The Holley-Navarre Fire District has decided to remove patios from square footage used to calculate its fire assessment.
“Following much discussion and citizen input, the final Holley-Navarre Fire District’s fire assessment charge will be adjusted to remove the patio area square footage before the final fire assessment roll is submitted to the Santa Rosa County Tax Collector for collection on the November 2017 tax bill,” HNFD Chief Ron Norton told South Santa Rosa News on Wednesday.
Recently property owners in the Holley-Navarre Fire District received their fire tax assessment notice, which included an increase approved by voters last fall.
Following are the newly approved residential rates for structures and lots in the Holley-Navarre Fire District:
Residential – $0.0547 per sq ft. minimum $125.81 (2,300 sq ft)
Commercial – $0.1822 per sq ft. Minimum $419.06 (2,300 sq ft)
Vacant Lot – $29.55
Unimproved Acreage – $9.85 per acre Minimum $29.55 (3 acres)
For the past 35 years, the fire tax assessments were included with Santa Rosa County TRIM notices mailed out from the Property Appraiser’s Office, which has since discontinued the practice.
So this year Holley-Navarre Fire Department mailed out the assessment notices ahead of the bills, which will be sent by the Santa Rosa County Tax Collector’s Office in November. The Tax Collector’s Office will then distribute collected assessments to HNFD.
“Our Admin offices have been inundated with questions concerning the property size,” stated the fire department on its website, pointing out square footage data is extracted from the Santa Rosa County Property Appraiser’s Office.
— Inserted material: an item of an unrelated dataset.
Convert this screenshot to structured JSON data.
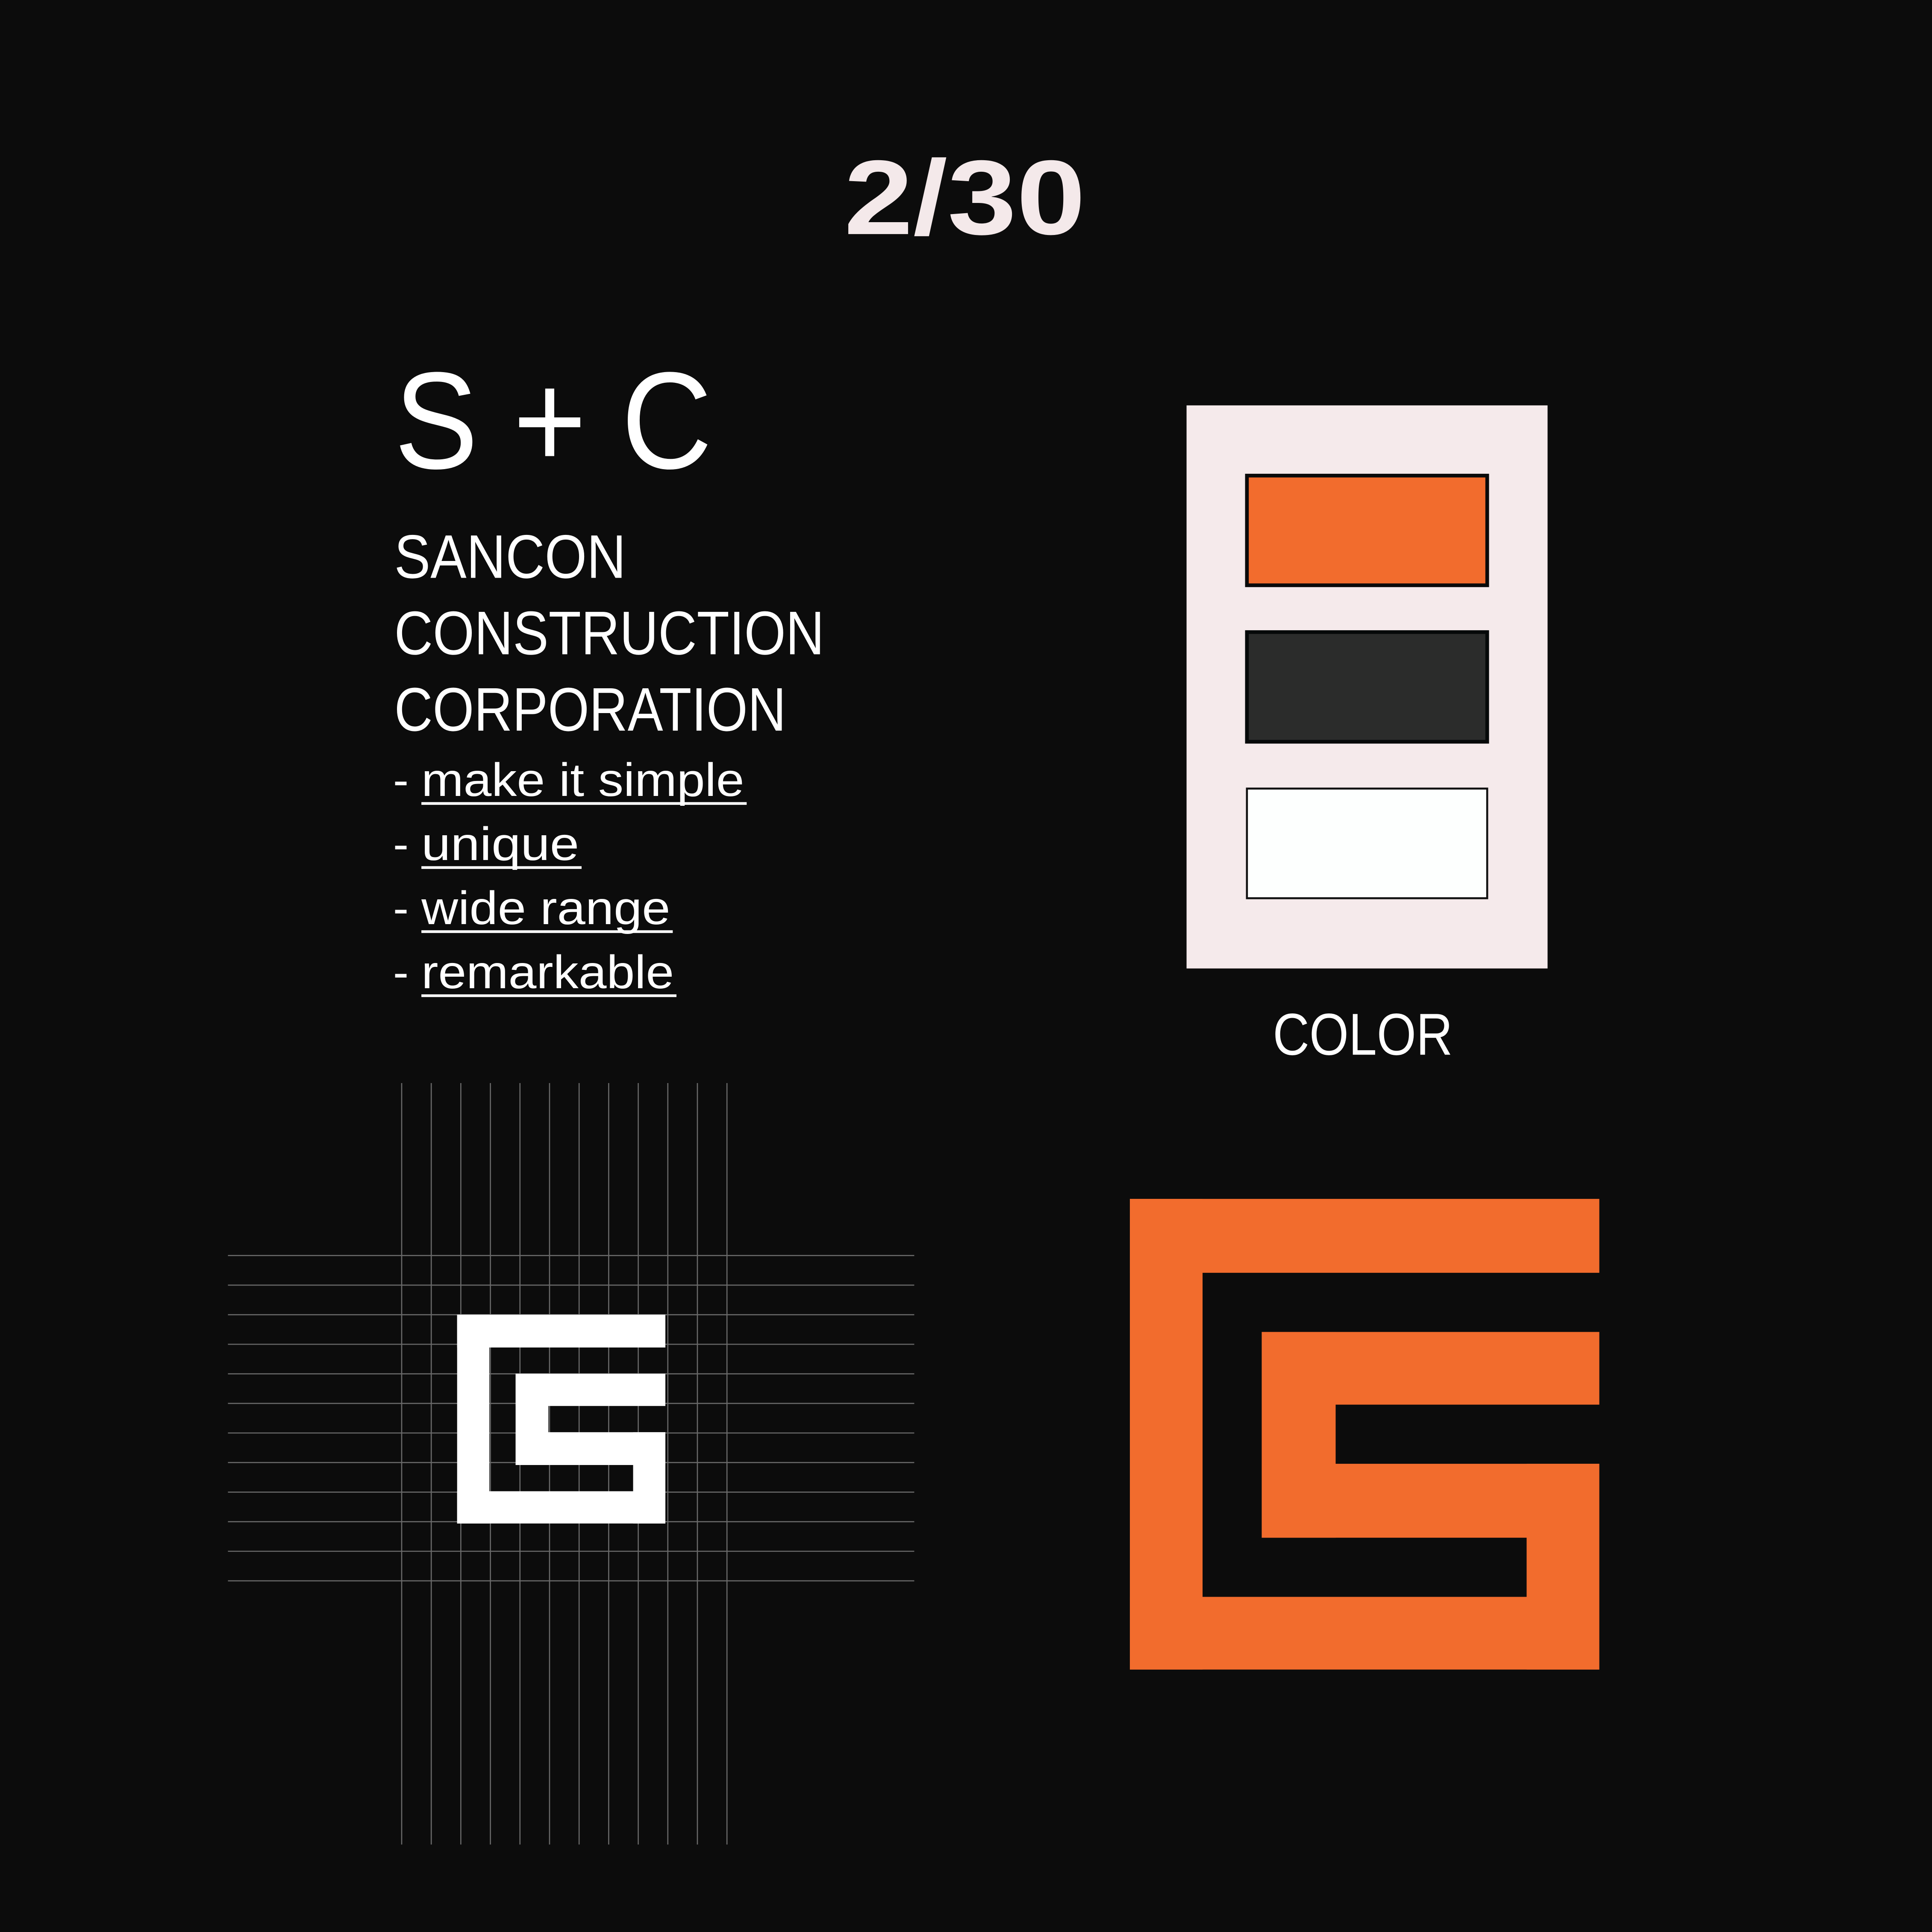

The Fire District had been calculating assessment for residential structures based on total gross square footage as listed on the Property Appraiser’s website. And that total gross square footage included living space, patios garages, entryways, sun rooms, etc.
“There was much discussion about the ‘total sq.ft.’ vs. a flat fee per house by the previous boards and chief from as early as 2004 until its approval in 2006. I believe the intent was to capture the ‘under roof’ or total sq. ft. because fire can and does frequently occur in garages, front or back porches etc.,” Norton said, pointing out he doesn’t believe HNFD’s intent was to charge for uncovered patio areas.